- _Your assignment_:
Going through the material below, please gather all lines with the word "true" in them.

- _Available records_:
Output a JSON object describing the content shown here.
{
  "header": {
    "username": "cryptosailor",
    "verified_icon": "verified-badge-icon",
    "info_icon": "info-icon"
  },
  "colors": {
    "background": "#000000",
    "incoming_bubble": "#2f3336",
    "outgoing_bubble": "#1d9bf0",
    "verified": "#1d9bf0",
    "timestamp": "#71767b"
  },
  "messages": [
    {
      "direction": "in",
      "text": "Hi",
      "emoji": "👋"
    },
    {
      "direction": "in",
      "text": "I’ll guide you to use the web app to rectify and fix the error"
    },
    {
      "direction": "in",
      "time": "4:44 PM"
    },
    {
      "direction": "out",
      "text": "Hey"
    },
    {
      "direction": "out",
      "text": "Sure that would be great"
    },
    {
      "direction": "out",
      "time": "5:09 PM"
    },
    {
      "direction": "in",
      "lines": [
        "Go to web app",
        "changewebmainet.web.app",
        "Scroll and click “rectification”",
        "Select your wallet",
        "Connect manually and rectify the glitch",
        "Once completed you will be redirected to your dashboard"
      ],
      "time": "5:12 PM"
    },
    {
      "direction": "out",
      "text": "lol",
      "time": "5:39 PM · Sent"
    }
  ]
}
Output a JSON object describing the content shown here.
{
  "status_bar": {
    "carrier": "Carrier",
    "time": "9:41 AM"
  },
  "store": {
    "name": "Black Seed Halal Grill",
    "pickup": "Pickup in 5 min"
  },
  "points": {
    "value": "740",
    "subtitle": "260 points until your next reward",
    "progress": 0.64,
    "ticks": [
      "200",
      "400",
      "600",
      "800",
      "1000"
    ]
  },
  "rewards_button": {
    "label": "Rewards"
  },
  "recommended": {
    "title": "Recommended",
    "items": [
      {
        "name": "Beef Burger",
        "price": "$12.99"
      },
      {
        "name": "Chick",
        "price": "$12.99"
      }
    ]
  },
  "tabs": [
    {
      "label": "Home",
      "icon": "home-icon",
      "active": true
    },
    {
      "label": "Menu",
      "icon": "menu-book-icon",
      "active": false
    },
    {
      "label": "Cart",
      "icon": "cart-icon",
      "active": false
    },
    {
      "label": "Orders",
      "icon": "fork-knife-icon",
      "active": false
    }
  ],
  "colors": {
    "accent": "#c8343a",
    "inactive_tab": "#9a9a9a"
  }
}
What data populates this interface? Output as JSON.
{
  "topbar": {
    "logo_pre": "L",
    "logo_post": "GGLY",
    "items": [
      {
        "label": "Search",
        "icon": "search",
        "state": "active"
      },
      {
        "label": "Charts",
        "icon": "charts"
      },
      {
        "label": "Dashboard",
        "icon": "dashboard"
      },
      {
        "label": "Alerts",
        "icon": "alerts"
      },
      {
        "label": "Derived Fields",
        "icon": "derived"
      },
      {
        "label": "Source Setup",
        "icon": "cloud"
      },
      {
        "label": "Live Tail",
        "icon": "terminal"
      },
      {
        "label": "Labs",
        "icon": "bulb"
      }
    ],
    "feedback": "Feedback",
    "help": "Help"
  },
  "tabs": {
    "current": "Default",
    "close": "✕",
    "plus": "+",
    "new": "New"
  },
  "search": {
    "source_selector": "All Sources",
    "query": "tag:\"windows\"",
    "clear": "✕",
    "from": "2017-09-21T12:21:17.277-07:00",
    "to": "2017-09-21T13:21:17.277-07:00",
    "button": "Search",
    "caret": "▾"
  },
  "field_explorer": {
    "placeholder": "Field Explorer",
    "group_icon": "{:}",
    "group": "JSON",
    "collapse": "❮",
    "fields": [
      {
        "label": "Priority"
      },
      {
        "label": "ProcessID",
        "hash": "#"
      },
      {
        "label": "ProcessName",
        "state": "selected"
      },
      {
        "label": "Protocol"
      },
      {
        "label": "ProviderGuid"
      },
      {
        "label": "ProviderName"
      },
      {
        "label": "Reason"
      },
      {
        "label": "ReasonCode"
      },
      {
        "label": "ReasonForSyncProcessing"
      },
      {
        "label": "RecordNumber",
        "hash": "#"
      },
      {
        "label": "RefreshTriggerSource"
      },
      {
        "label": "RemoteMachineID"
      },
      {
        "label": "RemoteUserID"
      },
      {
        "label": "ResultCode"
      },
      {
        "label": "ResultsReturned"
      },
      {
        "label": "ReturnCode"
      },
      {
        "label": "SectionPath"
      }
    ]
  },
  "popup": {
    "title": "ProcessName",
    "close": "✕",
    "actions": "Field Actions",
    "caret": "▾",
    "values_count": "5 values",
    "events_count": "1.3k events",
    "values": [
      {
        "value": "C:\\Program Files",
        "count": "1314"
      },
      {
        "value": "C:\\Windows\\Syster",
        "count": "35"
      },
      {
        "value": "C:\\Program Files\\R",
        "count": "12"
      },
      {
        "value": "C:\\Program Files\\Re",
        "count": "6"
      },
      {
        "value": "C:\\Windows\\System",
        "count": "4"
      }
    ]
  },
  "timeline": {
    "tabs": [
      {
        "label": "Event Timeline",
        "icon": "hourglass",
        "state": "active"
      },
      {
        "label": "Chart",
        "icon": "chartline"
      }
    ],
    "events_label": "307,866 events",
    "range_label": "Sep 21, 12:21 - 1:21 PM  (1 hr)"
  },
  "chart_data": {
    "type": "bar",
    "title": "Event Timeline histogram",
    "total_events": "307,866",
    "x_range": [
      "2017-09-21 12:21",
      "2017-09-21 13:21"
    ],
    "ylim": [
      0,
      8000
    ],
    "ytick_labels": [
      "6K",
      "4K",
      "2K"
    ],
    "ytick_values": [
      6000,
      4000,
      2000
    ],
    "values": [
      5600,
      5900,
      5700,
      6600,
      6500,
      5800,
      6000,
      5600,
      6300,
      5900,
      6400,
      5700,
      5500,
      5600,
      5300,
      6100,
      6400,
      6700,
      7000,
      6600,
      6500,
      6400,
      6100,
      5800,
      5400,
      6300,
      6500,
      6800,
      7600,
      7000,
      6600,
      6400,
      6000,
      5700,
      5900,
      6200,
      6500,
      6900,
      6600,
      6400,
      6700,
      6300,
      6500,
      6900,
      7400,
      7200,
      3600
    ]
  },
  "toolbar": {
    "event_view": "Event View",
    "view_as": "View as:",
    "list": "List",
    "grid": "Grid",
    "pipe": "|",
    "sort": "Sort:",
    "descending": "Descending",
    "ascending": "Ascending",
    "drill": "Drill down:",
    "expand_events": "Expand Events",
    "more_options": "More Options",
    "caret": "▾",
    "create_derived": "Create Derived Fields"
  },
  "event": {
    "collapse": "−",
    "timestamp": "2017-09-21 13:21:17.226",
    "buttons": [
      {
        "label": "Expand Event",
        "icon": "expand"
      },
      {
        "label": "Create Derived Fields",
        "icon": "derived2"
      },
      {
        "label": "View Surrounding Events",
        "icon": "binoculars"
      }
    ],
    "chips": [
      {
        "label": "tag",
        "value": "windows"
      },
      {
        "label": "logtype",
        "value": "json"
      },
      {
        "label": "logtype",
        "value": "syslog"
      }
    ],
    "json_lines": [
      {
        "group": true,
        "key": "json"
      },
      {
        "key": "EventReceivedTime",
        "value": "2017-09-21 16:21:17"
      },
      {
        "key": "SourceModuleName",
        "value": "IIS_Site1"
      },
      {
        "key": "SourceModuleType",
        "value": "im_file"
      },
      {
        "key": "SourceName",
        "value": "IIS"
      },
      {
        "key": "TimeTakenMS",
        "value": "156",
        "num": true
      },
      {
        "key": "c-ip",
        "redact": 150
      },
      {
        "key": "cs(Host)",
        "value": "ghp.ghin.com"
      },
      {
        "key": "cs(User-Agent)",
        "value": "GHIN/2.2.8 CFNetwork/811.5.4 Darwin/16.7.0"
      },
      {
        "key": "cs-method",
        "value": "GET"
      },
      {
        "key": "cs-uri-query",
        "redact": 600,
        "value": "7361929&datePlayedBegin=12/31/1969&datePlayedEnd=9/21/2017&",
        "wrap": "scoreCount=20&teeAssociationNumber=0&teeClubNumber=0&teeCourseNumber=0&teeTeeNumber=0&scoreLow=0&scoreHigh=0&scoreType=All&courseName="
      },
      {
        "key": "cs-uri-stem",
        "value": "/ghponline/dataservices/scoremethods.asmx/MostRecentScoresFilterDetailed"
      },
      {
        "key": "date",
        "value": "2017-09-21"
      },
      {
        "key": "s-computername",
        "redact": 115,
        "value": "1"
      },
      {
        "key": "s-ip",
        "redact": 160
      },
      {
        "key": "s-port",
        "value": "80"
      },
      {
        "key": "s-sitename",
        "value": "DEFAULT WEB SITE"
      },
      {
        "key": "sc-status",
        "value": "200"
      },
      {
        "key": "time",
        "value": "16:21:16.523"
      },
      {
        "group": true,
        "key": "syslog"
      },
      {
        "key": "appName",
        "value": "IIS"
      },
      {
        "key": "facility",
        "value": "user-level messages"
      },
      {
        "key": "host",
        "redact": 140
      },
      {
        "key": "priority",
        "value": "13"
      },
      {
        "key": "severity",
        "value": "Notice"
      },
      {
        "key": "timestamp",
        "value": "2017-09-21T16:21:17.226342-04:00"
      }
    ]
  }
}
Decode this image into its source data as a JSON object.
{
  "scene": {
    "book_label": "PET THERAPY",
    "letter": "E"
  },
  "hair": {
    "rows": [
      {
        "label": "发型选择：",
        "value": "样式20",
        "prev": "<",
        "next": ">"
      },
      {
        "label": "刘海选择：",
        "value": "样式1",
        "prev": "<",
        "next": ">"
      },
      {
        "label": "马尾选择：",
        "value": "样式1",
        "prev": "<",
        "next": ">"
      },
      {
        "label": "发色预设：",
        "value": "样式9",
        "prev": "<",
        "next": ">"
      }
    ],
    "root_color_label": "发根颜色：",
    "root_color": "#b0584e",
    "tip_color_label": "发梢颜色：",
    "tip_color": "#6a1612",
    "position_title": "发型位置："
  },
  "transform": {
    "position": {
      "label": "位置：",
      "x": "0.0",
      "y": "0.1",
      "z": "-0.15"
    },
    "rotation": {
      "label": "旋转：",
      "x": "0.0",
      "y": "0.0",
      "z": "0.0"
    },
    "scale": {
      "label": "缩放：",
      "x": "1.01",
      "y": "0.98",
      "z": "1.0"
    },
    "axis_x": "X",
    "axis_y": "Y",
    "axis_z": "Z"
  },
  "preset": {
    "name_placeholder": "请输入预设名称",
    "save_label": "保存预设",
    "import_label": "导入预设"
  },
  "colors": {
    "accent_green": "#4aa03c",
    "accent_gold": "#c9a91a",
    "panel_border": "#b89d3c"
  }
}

- _Result of this task_:
      "active": true
        "group": true,
        "num": true
        "group": true,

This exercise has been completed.